An association that desires to sponsor a health plan must have a formal organization. Formality has several dimensions including:
- A defined organizational structure
- A governing body
- Bylaws and/or constitution
Given the fact that the association will not only offer a health plan but also have a secondary purpose (see the section “Purpose of an Association” within the article “What Is a Bona Fide Association?”), it is assumed that an association will be incorporated. The tax status of the association, nonprofit or for-profit, is not mandated and is at the discretion of the association.
A formal organization structure is a tool to keep associations solvent and to protect them from mismanagement.
In order for an association to act in the interests of the employers belonging to the association, the employers must have control over the association.
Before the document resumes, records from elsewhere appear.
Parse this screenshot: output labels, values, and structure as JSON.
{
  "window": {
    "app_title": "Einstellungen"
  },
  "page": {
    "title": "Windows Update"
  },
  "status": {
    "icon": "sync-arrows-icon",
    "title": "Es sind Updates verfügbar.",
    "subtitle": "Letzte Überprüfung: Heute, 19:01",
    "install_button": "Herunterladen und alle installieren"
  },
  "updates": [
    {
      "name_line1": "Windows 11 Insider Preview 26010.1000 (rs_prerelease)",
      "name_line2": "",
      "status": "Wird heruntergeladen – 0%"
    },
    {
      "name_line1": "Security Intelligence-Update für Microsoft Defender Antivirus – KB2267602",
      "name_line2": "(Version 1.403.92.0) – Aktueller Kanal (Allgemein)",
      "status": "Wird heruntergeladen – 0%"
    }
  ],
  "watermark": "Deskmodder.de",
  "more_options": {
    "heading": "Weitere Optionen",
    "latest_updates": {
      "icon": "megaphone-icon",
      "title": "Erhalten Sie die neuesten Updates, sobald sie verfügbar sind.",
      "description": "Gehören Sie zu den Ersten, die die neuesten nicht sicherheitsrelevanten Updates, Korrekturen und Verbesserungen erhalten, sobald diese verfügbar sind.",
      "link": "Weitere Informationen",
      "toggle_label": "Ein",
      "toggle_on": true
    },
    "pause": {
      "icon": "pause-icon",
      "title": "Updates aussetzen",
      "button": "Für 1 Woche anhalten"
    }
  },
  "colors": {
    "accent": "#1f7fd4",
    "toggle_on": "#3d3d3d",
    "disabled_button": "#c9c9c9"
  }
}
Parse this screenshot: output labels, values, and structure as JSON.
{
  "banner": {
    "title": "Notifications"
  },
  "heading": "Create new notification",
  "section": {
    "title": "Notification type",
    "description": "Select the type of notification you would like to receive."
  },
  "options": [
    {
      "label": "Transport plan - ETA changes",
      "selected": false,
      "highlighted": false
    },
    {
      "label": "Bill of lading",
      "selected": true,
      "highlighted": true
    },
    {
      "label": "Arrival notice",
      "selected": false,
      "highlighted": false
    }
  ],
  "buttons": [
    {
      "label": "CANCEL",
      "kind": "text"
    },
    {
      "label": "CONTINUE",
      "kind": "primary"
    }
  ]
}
Control manifests itself in a variety of ways.
- Regular nomination and election of association officers
- The ability of member employers to dismiss an association officer with or without cause
Member control of the association must be “both in form and in substance.” This does not require the association necessarily to perform the daily operations of the health plan but, even if vendors are used, the association must still retain authority over the plan. The Department of Labor would generally view an association in possession of control over a health plan if:
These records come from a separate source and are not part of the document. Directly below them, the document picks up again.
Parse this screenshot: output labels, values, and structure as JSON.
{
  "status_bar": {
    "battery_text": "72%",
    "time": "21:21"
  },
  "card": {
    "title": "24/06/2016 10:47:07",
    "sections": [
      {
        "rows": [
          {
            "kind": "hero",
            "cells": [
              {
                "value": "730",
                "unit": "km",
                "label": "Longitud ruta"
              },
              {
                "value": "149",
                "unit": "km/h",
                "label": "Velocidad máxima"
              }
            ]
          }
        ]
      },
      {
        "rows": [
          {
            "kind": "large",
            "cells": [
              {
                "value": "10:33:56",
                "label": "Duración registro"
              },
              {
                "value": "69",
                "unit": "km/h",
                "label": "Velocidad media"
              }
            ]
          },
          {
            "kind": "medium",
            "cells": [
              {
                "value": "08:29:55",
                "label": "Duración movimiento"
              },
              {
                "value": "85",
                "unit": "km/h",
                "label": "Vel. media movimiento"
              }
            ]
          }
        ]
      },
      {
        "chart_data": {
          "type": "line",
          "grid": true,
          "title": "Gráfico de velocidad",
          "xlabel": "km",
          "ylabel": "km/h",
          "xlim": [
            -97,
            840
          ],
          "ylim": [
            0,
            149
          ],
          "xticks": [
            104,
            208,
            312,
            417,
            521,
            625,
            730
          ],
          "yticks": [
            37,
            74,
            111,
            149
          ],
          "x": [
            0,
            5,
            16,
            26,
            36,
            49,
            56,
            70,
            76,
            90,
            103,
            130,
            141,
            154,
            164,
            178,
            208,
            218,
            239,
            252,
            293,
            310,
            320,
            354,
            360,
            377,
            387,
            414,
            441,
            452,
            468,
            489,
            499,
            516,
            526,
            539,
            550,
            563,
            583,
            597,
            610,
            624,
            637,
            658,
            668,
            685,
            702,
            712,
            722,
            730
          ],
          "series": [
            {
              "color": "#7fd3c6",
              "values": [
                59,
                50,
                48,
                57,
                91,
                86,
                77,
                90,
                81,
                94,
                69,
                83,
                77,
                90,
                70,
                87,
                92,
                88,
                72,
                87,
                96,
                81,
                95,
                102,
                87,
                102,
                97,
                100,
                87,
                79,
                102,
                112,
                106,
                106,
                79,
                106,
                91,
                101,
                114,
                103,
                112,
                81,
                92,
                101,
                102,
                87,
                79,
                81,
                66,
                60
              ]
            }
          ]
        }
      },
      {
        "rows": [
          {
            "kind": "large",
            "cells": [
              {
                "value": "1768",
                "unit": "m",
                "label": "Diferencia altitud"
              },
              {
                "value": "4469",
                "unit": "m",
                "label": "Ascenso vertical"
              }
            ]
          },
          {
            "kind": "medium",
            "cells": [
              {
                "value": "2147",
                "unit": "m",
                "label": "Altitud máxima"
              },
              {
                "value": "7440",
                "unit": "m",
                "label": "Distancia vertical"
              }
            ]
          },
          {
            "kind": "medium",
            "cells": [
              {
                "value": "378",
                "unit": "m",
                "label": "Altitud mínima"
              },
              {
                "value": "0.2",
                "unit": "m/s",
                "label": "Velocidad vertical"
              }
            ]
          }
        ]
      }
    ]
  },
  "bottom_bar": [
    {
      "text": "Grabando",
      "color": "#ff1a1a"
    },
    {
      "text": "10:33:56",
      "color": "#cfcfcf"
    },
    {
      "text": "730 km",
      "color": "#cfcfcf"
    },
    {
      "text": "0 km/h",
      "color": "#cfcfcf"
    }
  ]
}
- Association members regularly nominate and elect directors, officers, and other similar roles that oversee the association and the health plan
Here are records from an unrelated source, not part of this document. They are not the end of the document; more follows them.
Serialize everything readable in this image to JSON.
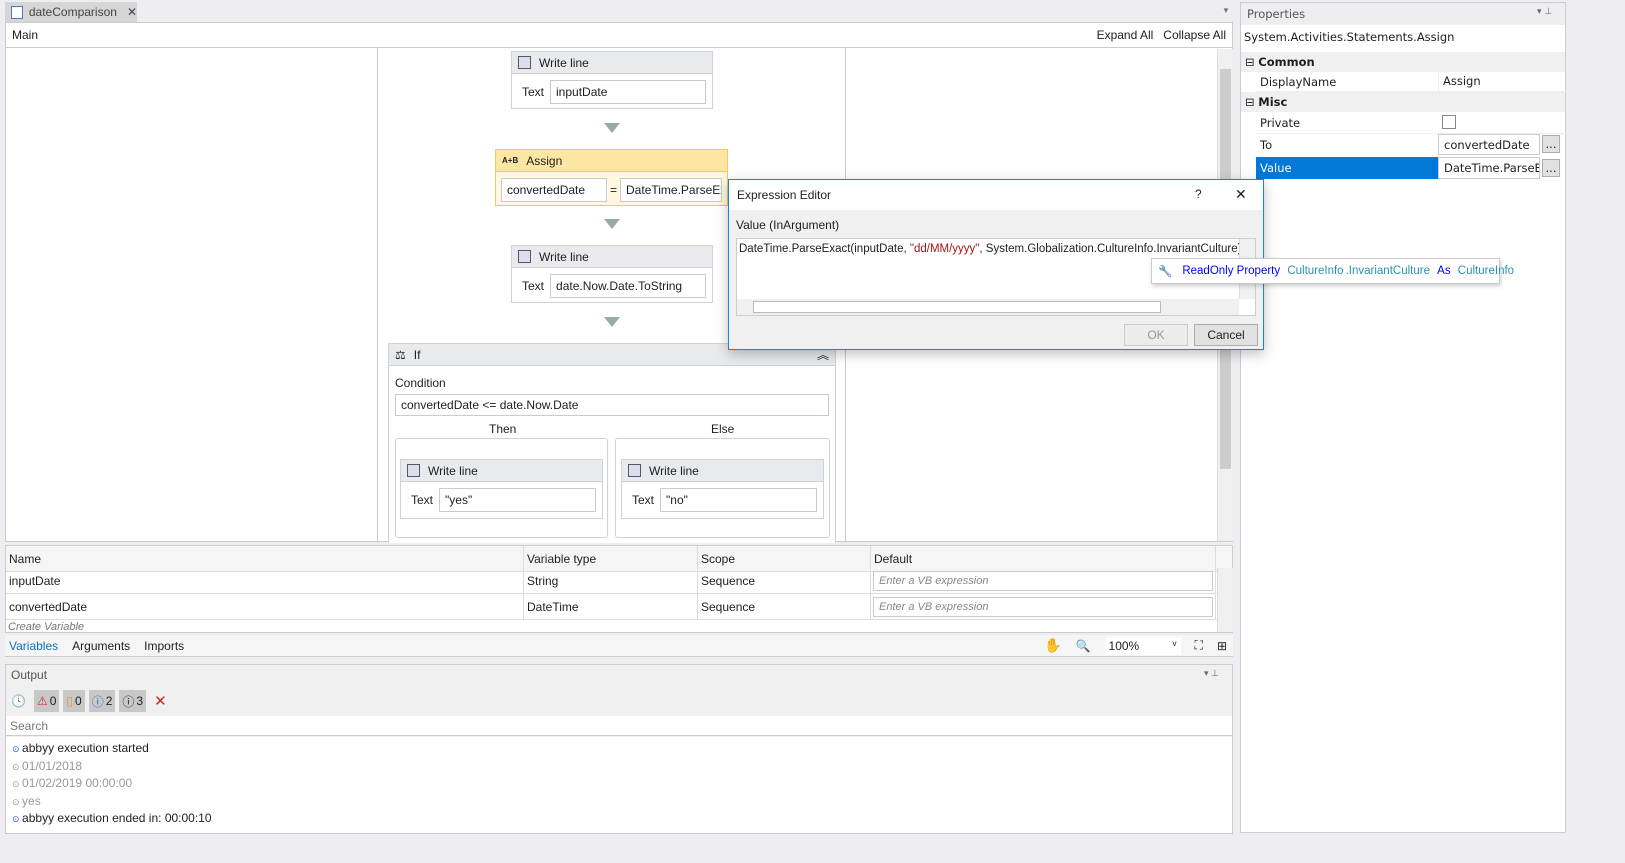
{
  "document_tab": {
    "label": "dateComparison",
    "close": "✕"
  },
  "designer": {
    "breadcrumb": "Main",
    "expand_all": "Expand All",
    "collapse_all": "Collapse All"
  },
  "activities": {
    "writeline1": {
      "title": "Write line",
      "label": "Text",
      "value": "inputDate"
    },
    "assign": {
      "icon": "A+B",
      "title": "Assign",
      "to": "convertedDate",
      "eq": "=",
      "value": "DateTime.ParseExa"
    },
    "writeline2": {
      "title": "Write line",
      "label": "Text",
      "value": "date.Now.Date.ToString"
    },
    "if": {
      "title": "If",
      "condition_label": "Condition",
      "condition": "convertedDate <= date.Now.Date",
      "then": "Then",
      "else": "Else",
      "then_writeline": {
        "title": "Write line",
        "label": "Text",
        "value": "\"yes\""
      },
      "else_writeline": {
        "title": "Write line",
        "label": "Text",
        "value": "\"no\""
      }
    }
  },
  "variables": {
    "columns": [
      "Name",
      "Variable type",
      "Scope",
      "Default"
    ],
    "rows": [
      {
        "name": "inputDate",
        "type": "String",
        "scope": "Sequence",
        "default_placeholder": "Enter a VB expression"
      },
      {
        "name": "convertedDate",
        "type": "DateTime",
        "scope": "Sequence",
        "default_placeholder": "Enter a VB expression"
      }
    ],
    "create": "Create Variable"
  },
  "bottom_tabs": [
    "Variables",
    "Arguments",
    "Imports"
  ],
  "zoom": "100%",
  "output": {
    "title": "Output",
    "counts": {
      "errors": "0",
      "warnings": "0",
      "info": "2",
      "trace": "3"
    },
    "search_placeholder": "Search",
    "lines": [
      {
        "text": "abbyy execution started",
        "dim": false
      },
      {
        "text": "01/01/2018",
        "dim": true
      },
      {
        "text": "01/02/2019 00:00:00",
        "dim": true
      },
      {
        "text": "yes",
        "dim": true
      },
      {
        "text": "abbyy execution ended in: 00:00:10",
        "dim": false
      }
    ]
  },
  "properties": {
    "title": "Properties",
    "type": "System.Activities.Statements.Assign",
    "cat_common": "Common",
    "cat_misc": "Misc",
    "displayname_label": "DisplayName",
    "displayname": "Assign",
    "private_label": "Private",
    "to_label": "To",
    "to": "convertedDate",
    "value_label": "Value",
    "value": "DateTime.ParseExa",
    "ellipsis": "..."
  },
  "dialog": {
    "title": "Expression Editor",
    "help": "?",
    "close": "✕",
    "label": "Value (InArgument)",
    "expr_a": "DateTime.ParseExact(inputDate, ",
    "expr_str": "\"dd/MM/yyyy\"",
    "expr_b": ", System.Globalization.CultureInfo.InvariantCulture)",
    "ok": "OK",
    "cancel": "Cancel"
  },
  "tooltip": {
    "kw1": "ReadOnly Property",
    "type1": "CultureInfo",
    "member": ".InvariantCulture",
    "kw2": "As",
    "type2": "CultureInfo"
  },
  "colors": {
    "accent": "#0078d7",
    "assign_header": "#fbe6a2",
    "string_literal": "#a31515",
    "keyword": "#0000ff",
    "type": "#2b91af"
  }
}
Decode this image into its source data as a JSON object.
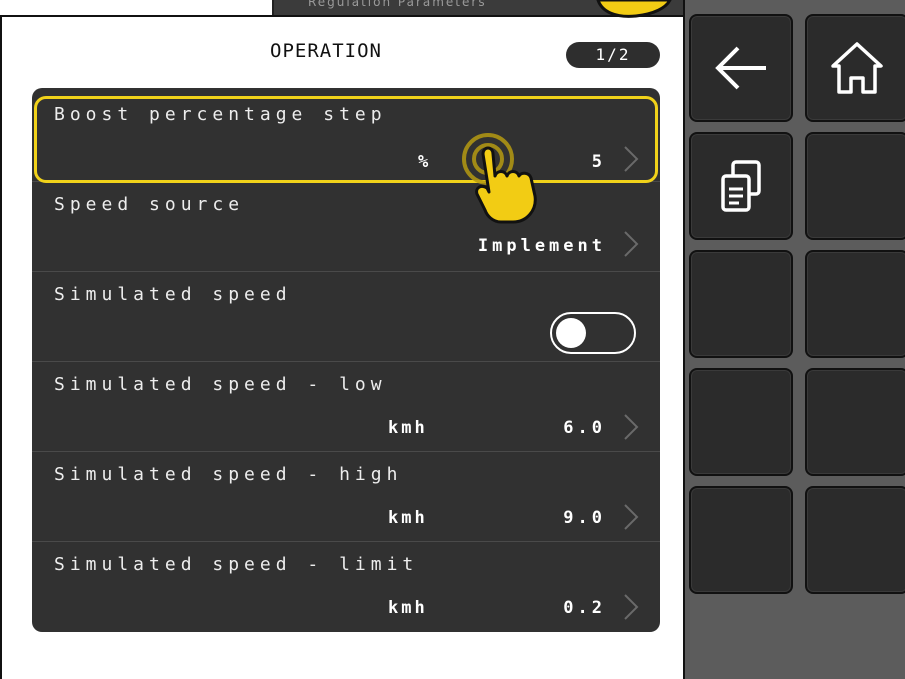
{
  "background_window": {
    "title": "Regulation Parameters"
  },
  "header": {
    "title": "OPERATION",
    "page_indicator": "1/2"
  },
  "rows": [
    {
      "label": "Boost percentage step",
      "unit": "%",
      "value": "5",
      "selected": true
    },
    {
      "label": "Speed source",
      "value": "Implement"
    },
    {
      "label": "Simulated speed",
      "toggle_on": false
    },
    {
      "label": "Simulated speed - low",
      "unit": "kmh",
      "value": "6.0"
    },
    {
      "label": "Simulated speed - high",
      "unit": "kmh",
      "value": "9.0"
    },
    {
      "label": "Simulated speed - limit",
      "unit": "kmh",
      "value": "0.2"
    }
  ],
  "side_buttons": [
    {
      "icon": "back-arrow-icon"
    },
    {
      "icon": "home-icon"
    },
    {
      "icon": "copy-icon"
    },
    {
      "icon": ""
    },
    {
      "icon": ""
    },
    {
      "icon": ""
    },
    {
      "icon": ""
    },
    {
      "icon": ""
    },
    {
      "icon": ""
    },
    {
      "icon": ""
    }
  ],
  "colors": {
    "highlight": "#f1d21a",
    "panel": "#313131",
    "hand": "#f2cc14"
  }
}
- Association members have the right and ability to remove any such director, officer, or other similar role with or without cause
- Association members that participate in the plan have the right and ability to approve or veto health plan decisions or activities that relate to the formation, design, modification, and termination of the health plan. This would include modifications to plan premiums and benefits
Registration and Other Filings
Association health plans, regardless of whether the plan is fully-insured or self-insured, generally must submit federal forms 5500 and M-1 to the Department of Labor. Form 5500 is an annual report containing information about the plan, its operation and financial details. Form M-1 registers the association health plans as well as documents various compliance information. This form needs to be filed prior to the operation of the association health plan in a new state and then reported annually. Forms M-1 and 5500 can be downloaded at https://www.dol.gov/agencies/ebsa/employers-and-advisers/plan-administration-and-compliance/reporting-and-filing.
Alongside federal filings, there are state-specific filings for association health plans. State-level filings are largely determined by the type of association health plan within the state’s boundaries. For example, is the association health plan fully-insured or is the plan self-insured? Does the total association membership qualify for large group coverage or small group coverage?
Third-party experts in ERISA and state insurance regulation can assist associations on the identification and proper execution of required filings.
Satisfaction of Bona Fide Association Criteria
Association health plans can be offered by associations that are deemed “bona fide.” There are eight major characteristics related to bona fide associations. Among them are four issues already discussed: commonality of interest, formal organization, association purposes, and control.
For the list of the eight conditions of a bona fide association, see “What is a bona fide association?”